Brighton’s Seedy Sunday was circled in red on the calendar for months. My Tintin bag was crammed with 150+ packs of seeds for swapping and just generally culling from the overflowing seed boxes at home. It was a different experience to last year’s, which has its own post here, not just because it was in a new larger, venue (over a very STEEP hill, ooof! Brighton’s not flat…) but also because I was volunteering.
I’ve always thought you should judge organisations on how they treat their lowest-paid staff, in this case volunteers. Seedy Sunday treats you like royalty, not just waiving the entrance fee and making you feel special for pitching up, but giving you free tea and cake (cake!) and a big bag of chocolates as you leave. This is for a two-hour stint of stewarding. Two short hours of very well-behaved, smiley, non-heckling punters.
The new bigger venue takes away some of the cosiness – with a market hall in the gym and separate rooms elsewhere for the seed swap and talks – but then there are so many people flocking in that the extra space means you can get near the tables without sharpening your elbows. The range of stalls in the market hall was really impressive and I am kicking myself for not saving my pennies for buying my fruit trees there rather than online. The plants on sale there were generally bigger and in much better nick than some of those I’ve received in the post (my pitiful damson stick being a case in point), plus it’s so helpful to be able to talk to & get advice from the people selling them. My favourite 3 are Thomas Etty. Pennard Plants and the Heritage Seed Library – to be fair though, that goes for most edibles fairs…
The presentations were generally great too, bar the one on pesticide use which I felt could have been less Eeyore-ish and doom-laden. It’s a chance to hear what else is going on in the world of seeds & growing. I definitely want to keep tabs on Dr Adrian Ely’s work at the Science Policy Research Unit, Uni of Sussex on seed development & patenting (not something I like the sound of) and the Open Source Seed Initiative. And I was pointed in the direction of Laura Pottinger, who’s had (for me) a dream PhD topic of looking at how & why people save seeds. I am very much looking forward to reading her findings when they go online.
OSSI is a genuinely brilliant concept and supported by seed companies like Real Seeds, who’ve just recovered from the website-crashing onslaught of orders brought on by a mention in an Observer article. On that tangent, Thomas Etty said they had 160 orders for skirret when Vicki Cooke from Hampton Court’s kitchen garden featured it in the Telegraph.
But two things from the event make me wonder a) if people trust self-saved seeds from others, and b) whether there shouldn’t be more emphasis on teaching practical seed saving: cleaning and drying the seed too but most importantly pollination and isolation.

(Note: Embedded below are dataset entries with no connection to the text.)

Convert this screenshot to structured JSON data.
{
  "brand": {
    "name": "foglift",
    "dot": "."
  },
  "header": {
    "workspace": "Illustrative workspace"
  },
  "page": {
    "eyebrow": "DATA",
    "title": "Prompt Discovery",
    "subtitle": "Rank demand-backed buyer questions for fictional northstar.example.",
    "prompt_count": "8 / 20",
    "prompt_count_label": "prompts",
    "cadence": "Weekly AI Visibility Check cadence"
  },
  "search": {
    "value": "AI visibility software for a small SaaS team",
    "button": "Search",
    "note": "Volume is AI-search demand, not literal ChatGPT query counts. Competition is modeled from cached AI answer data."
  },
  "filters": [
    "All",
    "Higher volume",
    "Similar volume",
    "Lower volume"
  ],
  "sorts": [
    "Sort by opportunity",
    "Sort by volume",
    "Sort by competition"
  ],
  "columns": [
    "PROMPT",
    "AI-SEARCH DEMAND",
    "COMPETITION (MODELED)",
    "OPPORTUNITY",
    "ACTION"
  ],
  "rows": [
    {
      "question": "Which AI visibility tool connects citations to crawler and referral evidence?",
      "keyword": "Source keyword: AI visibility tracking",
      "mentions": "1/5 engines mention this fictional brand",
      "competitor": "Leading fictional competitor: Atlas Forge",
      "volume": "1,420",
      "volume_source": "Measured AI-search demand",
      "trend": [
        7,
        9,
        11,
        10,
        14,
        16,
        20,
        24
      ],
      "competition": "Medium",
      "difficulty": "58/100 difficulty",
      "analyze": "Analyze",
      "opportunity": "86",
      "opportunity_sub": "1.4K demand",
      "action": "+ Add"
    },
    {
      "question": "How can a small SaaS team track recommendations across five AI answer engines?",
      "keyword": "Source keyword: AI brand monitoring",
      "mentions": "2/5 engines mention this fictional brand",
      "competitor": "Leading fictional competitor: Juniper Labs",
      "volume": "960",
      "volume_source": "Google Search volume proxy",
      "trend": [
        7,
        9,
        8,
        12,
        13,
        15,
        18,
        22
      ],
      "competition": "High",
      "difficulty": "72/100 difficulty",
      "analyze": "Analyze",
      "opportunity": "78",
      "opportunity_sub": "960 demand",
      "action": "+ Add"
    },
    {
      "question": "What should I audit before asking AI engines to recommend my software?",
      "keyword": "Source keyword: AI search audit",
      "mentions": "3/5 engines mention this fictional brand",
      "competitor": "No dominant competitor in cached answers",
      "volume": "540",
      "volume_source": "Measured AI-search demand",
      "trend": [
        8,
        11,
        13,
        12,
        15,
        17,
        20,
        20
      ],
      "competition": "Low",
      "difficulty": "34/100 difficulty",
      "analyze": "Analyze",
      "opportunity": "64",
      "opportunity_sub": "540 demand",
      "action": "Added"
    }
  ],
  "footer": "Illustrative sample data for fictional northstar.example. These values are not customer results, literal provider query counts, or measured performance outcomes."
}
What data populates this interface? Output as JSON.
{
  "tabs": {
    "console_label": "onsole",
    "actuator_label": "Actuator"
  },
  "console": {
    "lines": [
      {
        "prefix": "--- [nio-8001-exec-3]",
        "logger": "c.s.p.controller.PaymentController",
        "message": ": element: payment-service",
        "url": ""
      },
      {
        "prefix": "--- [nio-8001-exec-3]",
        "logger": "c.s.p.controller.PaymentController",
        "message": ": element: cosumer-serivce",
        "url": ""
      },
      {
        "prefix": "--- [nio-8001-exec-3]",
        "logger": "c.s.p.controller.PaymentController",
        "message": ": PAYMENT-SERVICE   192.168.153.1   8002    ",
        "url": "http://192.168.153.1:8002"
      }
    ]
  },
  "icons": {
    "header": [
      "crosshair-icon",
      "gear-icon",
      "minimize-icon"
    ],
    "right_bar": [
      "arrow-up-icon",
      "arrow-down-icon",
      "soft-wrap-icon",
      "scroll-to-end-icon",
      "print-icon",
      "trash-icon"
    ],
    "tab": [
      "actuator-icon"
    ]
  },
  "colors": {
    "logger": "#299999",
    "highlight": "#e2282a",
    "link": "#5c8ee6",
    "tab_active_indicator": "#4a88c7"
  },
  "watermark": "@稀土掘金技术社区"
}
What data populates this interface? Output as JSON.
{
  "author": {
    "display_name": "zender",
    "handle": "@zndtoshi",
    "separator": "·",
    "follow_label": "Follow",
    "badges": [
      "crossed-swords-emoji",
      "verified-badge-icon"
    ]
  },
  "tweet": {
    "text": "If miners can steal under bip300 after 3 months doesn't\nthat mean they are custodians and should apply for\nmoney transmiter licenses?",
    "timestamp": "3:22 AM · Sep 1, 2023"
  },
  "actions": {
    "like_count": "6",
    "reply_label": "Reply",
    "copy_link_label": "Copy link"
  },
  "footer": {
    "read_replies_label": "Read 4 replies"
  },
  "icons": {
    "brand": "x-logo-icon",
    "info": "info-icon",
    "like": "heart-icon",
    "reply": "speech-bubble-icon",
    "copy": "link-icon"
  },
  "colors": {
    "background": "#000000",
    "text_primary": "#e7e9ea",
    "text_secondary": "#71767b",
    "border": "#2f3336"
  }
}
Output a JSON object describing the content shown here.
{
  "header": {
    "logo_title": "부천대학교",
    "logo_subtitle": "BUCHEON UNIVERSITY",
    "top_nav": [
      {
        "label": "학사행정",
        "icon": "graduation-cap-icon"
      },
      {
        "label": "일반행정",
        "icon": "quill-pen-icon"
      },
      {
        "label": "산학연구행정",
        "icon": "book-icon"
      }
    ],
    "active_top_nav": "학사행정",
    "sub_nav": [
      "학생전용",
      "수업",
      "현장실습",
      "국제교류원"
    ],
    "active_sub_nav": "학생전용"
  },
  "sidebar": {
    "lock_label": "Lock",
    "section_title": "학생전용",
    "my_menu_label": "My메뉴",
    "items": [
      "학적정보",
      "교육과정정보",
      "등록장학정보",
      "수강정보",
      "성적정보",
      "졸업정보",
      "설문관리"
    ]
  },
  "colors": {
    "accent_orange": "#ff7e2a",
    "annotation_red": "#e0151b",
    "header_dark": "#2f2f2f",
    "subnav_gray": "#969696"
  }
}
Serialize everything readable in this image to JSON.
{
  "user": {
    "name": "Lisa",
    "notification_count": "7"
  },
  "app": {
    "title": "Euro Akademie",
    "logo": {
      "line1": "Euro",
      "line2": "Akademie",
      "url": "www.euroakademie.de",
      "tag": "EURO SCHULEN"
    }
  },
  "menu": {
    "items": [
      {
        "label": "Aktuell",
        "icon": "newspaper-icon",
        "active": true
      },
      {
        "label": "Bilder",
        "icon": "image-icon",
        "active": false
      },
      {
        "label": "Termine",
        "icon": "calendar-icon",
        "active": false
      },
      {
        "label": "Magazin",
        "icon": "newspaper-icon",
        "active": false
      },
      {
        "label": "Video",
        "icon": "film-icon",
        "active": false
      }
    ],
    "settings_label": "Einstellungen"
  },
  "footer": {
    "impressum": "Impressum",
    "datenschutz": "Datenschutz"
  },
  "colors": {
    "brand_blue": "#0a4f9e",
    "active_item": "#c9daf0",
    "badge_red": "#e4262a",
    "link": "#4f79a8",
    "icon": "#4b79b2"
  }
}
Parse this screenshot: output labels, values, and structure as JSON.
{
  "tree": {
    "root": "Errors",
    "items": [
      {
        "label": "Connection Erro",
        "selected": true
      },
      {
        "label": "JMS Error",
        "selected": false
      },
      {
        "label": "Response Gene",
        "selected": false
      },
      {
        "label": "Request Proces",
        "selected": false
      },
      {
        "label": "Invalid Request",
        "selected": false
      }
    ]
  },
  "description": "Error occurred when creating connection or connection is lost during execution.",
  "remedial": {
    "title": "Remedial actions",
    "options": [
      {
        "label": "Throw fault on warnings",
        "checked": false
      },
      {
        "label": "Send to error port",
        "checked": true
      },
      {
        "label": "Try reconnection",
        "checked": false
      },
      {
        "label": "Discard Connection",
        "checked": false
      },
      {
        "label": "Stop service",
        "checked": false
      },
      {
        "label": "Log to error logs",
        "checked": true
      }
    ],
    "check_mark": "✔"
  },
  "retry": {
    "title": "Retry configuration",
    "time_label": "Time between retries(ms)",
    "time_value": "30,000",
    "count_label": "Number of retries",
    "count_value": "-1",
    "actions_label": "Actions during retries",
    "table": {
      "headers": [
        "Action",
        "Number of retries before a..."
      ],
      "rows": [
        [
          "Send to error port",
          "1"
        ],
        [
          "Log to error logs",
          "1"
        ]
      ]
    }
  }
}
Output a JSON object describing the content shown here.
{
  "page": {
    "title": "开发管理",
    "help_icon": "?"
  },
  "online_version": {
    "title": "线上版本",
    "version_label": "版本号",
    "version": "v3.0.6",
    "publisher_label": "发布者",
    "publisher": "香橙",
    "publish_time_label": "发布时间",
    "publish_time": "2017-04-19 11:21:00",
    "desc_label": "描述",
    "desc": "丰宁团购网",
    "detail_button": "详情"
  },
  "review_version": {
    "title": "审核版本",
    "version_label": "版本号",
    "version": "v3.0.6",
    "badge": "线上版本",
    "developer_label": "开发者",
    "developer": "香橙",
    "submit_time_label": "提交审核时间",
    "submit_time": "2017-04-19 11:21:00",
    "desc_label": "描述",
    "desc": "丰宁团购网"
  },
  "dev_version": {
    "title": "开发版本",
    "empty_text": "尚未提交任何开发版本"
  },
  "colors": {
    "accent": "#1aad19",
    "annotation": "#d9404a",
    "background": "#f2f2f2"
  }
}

The first was that my carefully saved cucurbit seeds were going to be thrown away. Being the slightly obsessive person I am, I checked what was happening, and was told that there was a general distrust of self-saved anything which doesn’t self-pollinate, squash seeds in particular. But it was really interesting to see squash and courgette seeds were one of the first to run out, along with broad beans & beetroot. All of which need isolating so they breed true.
The second was that audience statistics (we were given techy clicky things!) from the SPRU presentation showed that 85% said they saved their own seeds, 91% wanted to go home with seeds from the event but only 37% brought some to swap.
It was a small sample (about 100) and there wasn’t time to go into why, but, from questions popping up everywhere on growing forums right now, it seems people are keen to save seed, but don’t know how to – or perhaps don’t have the confidence or patience to, or just don’t want to listen (that last is born of my frustration with an exchange about saving beetroot seeds!). Being a bit of a seed nerd I want to do more to spread the word that it’s not difficult – and I hope that the Twitter seed circle (now open, please join!) will help encourage more people to try.
I’ve come away with some real finds from the stalls and from the swaps table this year, including Upper Ground Sweet Potato Squash, which is irresistably described as a ‘going the way of the dinosaurs if people don’t work to save it’. I also bagged some great potato varieties, Hungry Gap kale, Afghan Purple carrots, cardoons, calçots, and the intriguingly named Belhomme’s Fortuna Potato Leaf tomato, about which there is very little information.
More importantly my will-power held and I DIDN’T come home with a nectarine, a medlar, a jostaberry or two nor any intriguing herbs. That’s for next year when my plots are fully tamed*. Total spend: £2.00 – plus a train ticket.
Categories: Diary 2017